Due to the ever looming first Palio (2nd of July) every Saturday a few of the Contrada’s open the heavily guarded doors to their incredible museums and chapels for visitors to marvel at. There were just 4 of the 17 open (Originally, there were about 59) and only between a short time frame so we resolved to get to atleast 2 so we could see them properly on this rare occasion. First stop –
Contrada della Lupa!
Traditionally, the residents of Lupa were bakers and their contrada dates back to the 1500s. Its colors are black and white, trimmed with orange. Lupa’s symbol is a female wolf nursing twins which refers to the legend that Siena was founded by Senius, the son of Remus who, along with his twin Romulus, was raised by a wolf. Because of this, Lupa’s sister city is Rome. This contrada has no allies (quite a rare thing) and one key adversary – The Porcupines (they were once allies but their current rivalry has existed since 1934). It’s motto is “Et Urbis et Senarum signum et decus” (The arms of Rome, the honor of Siena). The Lupa are have enjoyed 34 wins, the last being obtained July 2, 1989. Following the victory of the Owl August 16, 2009, the somewhat shameful title of “grandmother” of the Palio has passed to Lupa.

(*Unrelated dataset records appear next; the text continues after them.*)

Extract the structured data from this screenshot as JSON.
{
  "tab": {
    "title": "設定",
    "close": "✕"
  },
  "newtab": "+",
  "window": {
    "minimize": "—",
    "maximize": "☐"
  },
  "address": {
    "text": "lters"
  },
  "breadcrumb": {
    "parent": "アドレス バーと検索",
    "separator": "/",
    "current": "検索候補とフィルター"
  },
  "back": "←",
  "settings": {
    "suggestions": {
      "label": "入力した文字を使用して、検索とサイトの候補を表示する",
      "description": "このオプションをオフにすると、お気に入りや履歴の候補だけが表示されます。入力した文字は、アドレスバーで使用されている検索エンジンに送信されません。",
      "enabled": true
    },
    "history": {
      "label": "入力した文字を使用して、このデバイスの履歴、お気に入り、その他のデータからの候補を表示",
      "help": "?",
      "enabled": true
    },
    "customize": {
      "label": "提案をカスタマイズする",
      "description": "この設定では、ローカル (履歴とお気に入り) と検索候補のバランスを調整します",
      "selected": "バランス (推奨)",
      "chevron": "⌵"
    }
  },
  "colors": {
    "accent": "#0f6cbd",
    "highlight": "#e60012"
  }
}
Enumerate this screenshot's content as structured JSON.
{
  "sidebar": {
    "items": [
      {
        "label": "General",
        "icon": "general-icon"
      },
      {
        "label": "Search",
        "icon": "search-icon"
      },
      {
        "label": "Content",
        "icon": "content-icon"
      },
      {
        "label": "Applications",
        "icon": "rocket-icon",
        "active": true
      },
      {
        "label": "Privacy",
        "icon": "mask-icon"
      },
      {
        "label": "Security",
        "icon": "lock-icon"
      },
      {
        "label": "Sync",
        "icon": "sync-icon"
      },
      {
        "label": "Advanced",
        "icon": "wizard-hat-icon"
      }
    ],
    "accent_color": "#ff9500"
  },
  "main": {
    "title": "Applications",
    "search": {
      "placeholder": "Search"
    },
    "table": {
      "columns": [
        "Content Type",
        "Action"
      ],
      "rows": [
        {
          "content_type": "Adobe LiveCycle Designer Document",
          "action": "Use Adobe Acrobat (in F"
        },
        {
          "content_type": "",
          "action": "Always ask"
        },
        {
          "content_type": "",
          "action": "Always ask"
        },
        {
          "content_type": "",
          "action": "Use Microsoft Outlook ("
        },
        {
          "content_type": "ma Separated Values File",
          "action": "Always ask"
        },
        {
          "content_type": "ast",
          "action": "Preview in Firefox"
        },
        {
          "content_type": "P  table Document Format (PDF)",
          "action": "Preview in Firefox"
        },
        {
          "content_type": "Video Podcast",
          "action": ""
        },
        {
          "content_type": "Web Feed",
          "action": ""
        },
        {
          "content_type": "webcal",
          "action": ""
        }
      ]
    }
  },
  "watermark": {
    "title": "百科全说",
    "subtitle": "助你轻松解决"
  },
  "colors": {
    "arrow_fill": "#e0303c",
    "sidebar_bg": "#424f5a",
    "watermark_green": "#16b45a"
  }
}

Our first visit was to their Chapel, the Oratory of San Rocco which has been the property of worship of the Contrada della Lupa since 1789 . Inside, the hall divided into two bays, is completely covered with frescoes by the Sienese painters of the seventeenth century.
We then went into their museum, my friend expressing gasps of delight (as it is a lifelong ambition of hers to visit the various contrada museums) and were met with centuries worth of tradition and pride. We admired the traditional costumes of the Lupa which have transformed over the years but still continue to be worn to this very day during traditional parades and very special occassions. The patterned tights and ornate clothes of leather and velvets are a way for today’s Lupo’s to express their pride and joy at belonging to this special clan full of so much tradition and history. As their official website (all italian so excuse the rough translation) states
“moments of color and joy lie on a shelf to pull out and revive anytime, anywhere. As the men are heralded, the drum sounds, the breathless flow of the flags, a boy in tights proudly puts his arms in the air, sheds tears and sings songs. Acts very strange in the third millennium, out of place anywhere but here, twice a year, the center of the world”
their constitution, transcribed from being merely oral into print in the 1600s
and the famed “Pallium’s” the hand painted silk banners that each contrada competes to win as their prize, all painted by famed artists of the times. The Pallium’s that the contrada’s have won over the years are their pride and joy
Afterwards, we wandered by chance into what we believe to be part of the Museums Complex behind the duomo, just next to the Santa Maria della Scala. As we explored we found the traditional cart of the Palio and each contrada’s flags, aswell as a stunning old chapel
and ornate rooms
filled with beautiful paintings – i was particularly taken by the painting of the lady on the left
We then headed off for a bite to eat before trying to locate the next contrada
“Selva” amongst Siena’s winding streets